Firstly is the socket type. The socket is where the processor (CPU) connects to the motherboard. There is no compatibility between sockets, so you have to get a processor and motherboard with the exact same socket size. The socket connection needs to match the connection of the processor you have or the one you intend to buy for the computer.
Most older Intel Pentium 4s utilize socket 478. Newer computers use socket 775 and 1151. AMD chips utilized socket A for a long time, but now the AMD Athlon 64 series and Semprons use socket 939. Be sure to double check the socket size before ordering your products! It saves a lot of time and frustration later if you do your research before you order the parts.
Your choice of CPU will have a lot to do with your needs, but choosing one with an up to date socket type will ensure slightly longer motherboard life as you can upgrade the chip for a while.

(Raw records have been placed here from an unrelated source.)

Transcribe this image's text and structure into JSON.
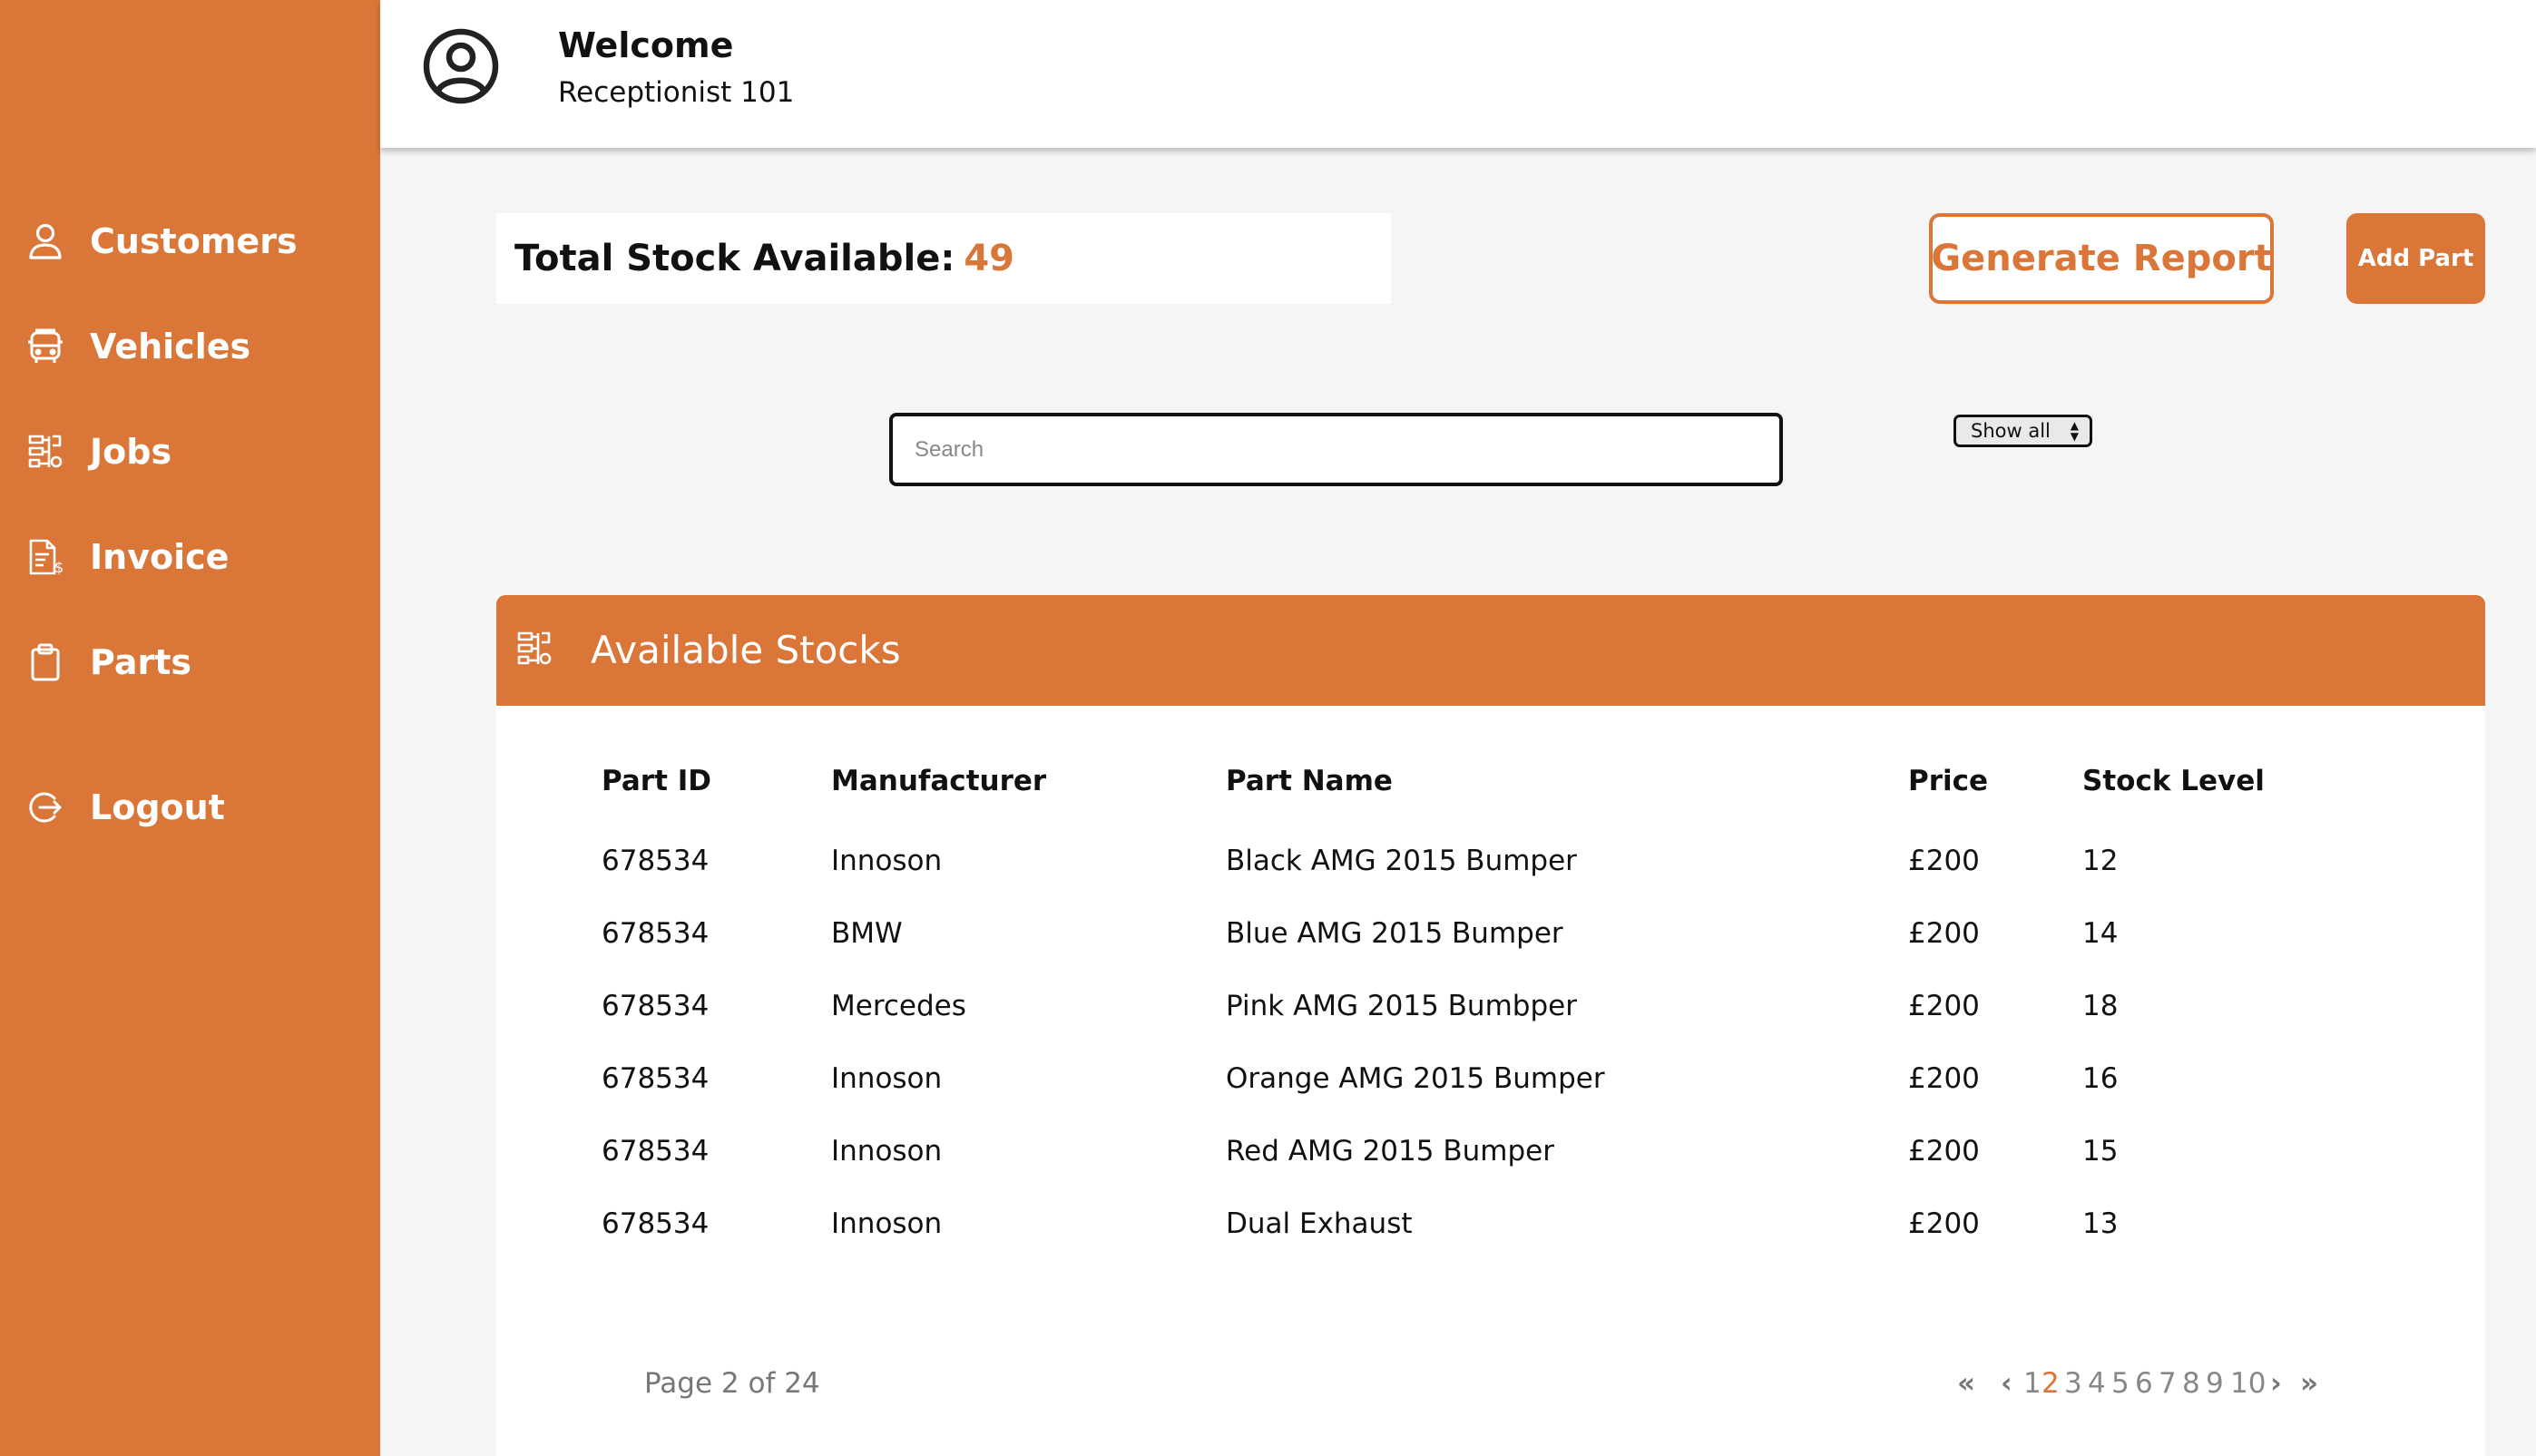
{
  "sidebar": {
    "items": [
      {
        "label": "Customers",
        "icon": "user-icon"
      },
      {
        "label": "Vehicles",
        "icon": "car-icon"
      },
      {
        "label": "Jobs",
        "icon": "parts-icon"
      },
      {
        "label": "Invoice",
        "icon": "invoice-icon"
      },
      {
        "label": "Parts",
        "icon": "clipboard-icon"
      },
      {
        "label": "Logout",
        "icon": "logout-icon"
      }
    ]
  },
  "header": {
    "welcome": "Welcome",
    "role": "Receptionist 101"
  },
  "stock": {
    "label": "Total Stock Available:",
    "value": "49"
  },
  "actions": {
    "report": "Generate Report",
    "add": "Add Part"
  },
  "search": {
    "placeholder": "Search",
    "value": ""
  },
  "filter": {
    "selected": "Show all"
  },
  "table": {
    "title": "Available Stocks",
    "columns": [
      "Part ID",
      "Manufacturer",
      "Part Name",
      "Price",
      "Stock Level"
    ],
    "rows": [
      [
        "678534",
        "Innoson",
        "Black AMG 2015 Bumper",
        "£200",
        "12"
      ],
      [
        "678534",
        "BMW",
        "Blue AMG 2015 Bumper",
        "£200",
        "14"
      ],
      [
        "678534",
        "Mercedes",
        "Pink AMG 2015 Bumbper",
        "£200",
        "18"
      ],
      [
        "678534",
        "Innoson",
        "Orange AMG 2015 Bumper",
        "£200",
        "16"
      ],
      [
        "678534",
        "Innoson",
        "Red AMG 2015 Bumper",
        "£200",
        "15"
      ],
      [
        "678534",
        "Innoson",
        "Dual Exhaust",
        "£200",
        "13"
      ]
    ]
  },
  "pagination": {
    "info": "Page 2 of 24",
    "first": "«",
    "prev": "‹",
    "pages": [
      "1",
      "2",
      "3",
      "4",
      "5",
      "6",
      "7",
      "8",
      "9",
      "10"
    ],
    "current": "2",
    "next": "›",
    "last": "»"
  },
  "colors": {
    "accent": "#D97638",
    "background": "#F5F5F5"
  }
}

DDR3 is the RAM of choice for most systems, but some newer systems, like the ones with the new core I7-6700K use DDR4. These two kinds are not interchangable and have a different number of pins. DDR2, DDR3 and DDR4 RAM chips come in different speed ratings measured in MHz. Make sure your motherboard supports the speed in MHz that yuo want to buy your memory in. This can be found in touring a prospective motherboard’s manual online.
Finally, we must look at the expansion slots. If you want to add a graphics card to your system, make sure you have a PCI-E x16 slot on the motherboard. That is the long slot with a clip on the end of it. This will allow you to expand your system in the future.
Choosing a motherboard should be proactive; you should think about how you want to upgrade your system in the future when you purchase a motherboard. Motherboards aren;t extremely cheap and if you can reuse the same motherboard in a future build or upgrade it currently, you can save a lot of money in the long run.
A motherboard must be chosen carefully, to both match all the other components and fit in the case you choose. A little bit of research before you buy will save a lot of hassle later on.